Please note this is new information as of 2020. The original Day 39 and 40 are combined into Day 38.
A recent news article from CBS Minnesota about the Results of four-year follow-up of a randomized controlled trial of choline for neurodevelopment in fetal alcohol spectrum disorder caused quite a stir in the FASD world.
The headline was sensational and played on people’s emotions and desire for a “cure.” At this time there is no cure. Science however continues to provide more information and breakthroughs. And while this information is welcome news and promising, there is only a narrow window of opportunity.
The above Report states:
Despite the high prevalence of fetal alcohol spectrum disorder (FASD), there are few interventions targeting its core neurocognitive and behavioral deficits. FASD is often conceptualized as static and permanent, but interventions that capitalize on brain plasticity and critical developmental windows are emerging. We present a long-term follow-up study evaluating the neurodevelopmental effects of choline supplementation in children with FASD 4 years after an initial efficacy trial.
Children who received choline had higher non-verbal intelligence, higher visual-spatial skill, higher working memory ability, better verbal memory, and fewer behavioral symptoms of attention deficit hyperactivity disorder than the placebo group. No differences were seen for verbal intelligence, visual memory, or other executive functions.
These data support choline as a potential neurodevelopmental intervention for FASD and highlight the need for long-term follow-up to capture treatment effects on neurodevelopmental trajectories.
When I asked Dr. Wozniak about the findings, he stated:
In general, yes, we believe that choline is most effective when given pre-natally or within the first few years of life.
In terms of specifics, we are testing it in 2-5 year old children. Some of our data suggests that the 2-3 year olds benefited more than the 4-5 year olds. There are now a couple of studies published showing effects with given prenatally as well – also consistent with how we think it works as a modifier of development.
The one published study in older children (5-10 years with an average of 8 years) did not show significant effects.

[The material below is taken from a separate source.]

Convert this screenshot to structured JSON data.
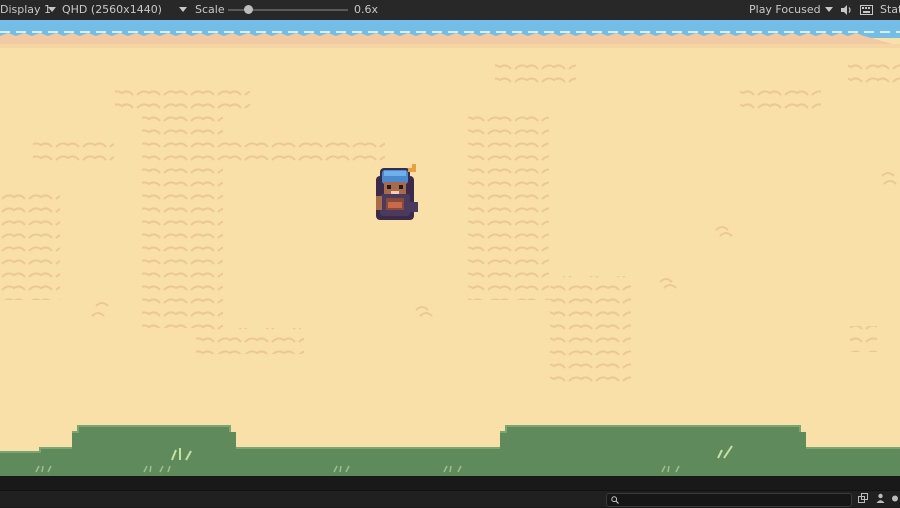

That study was also pretty short term (6 weeks) compared to our 9-month studies.
So, although we cannot say for sure that choline won’t help in older children / adolescents, we can say that the biology points us in the direction of much younger and we can also say that the one published study that did look at older children did not see results.
The researchers also concluded:
Realistically, nutritional interventions addressing neurodevelopmental disorders need to mesh with a host of other interventions and accommodations to meet a child’s specific profile of behavioral, mental health, cognitive, adaptive, and social needs.
Ultimately, for children and adolescents with FASD, interventions may include a combination of components including nutritional supplementation, parent-education and behavior management training, computerized attentional training, impulse control therapy, special education including literacy and math training, and social skills development.
These components will likely be differentially effective depending on individual cognitive profiles and depending on the developmental windows during which they are administered.
Beyond individual interventions, at the public health level, it is critical to continue to address FASD through robust support of addiction treatment, alcohol abstinence, birth control, and public awareness that there is no safe level of alcohol consumption during pregnancy.
If you’d like to hear Dr. Wozniak talk about the Studies, check out Episode 26: A Conversation about Choline on the FASD Success Show Podcast.
Check back tomorrow for another update – this one on the world’s first psychotropic medication algorithm for Fetal Alcohol Spectrum Disorder / Prenatal Alcohol Exposure.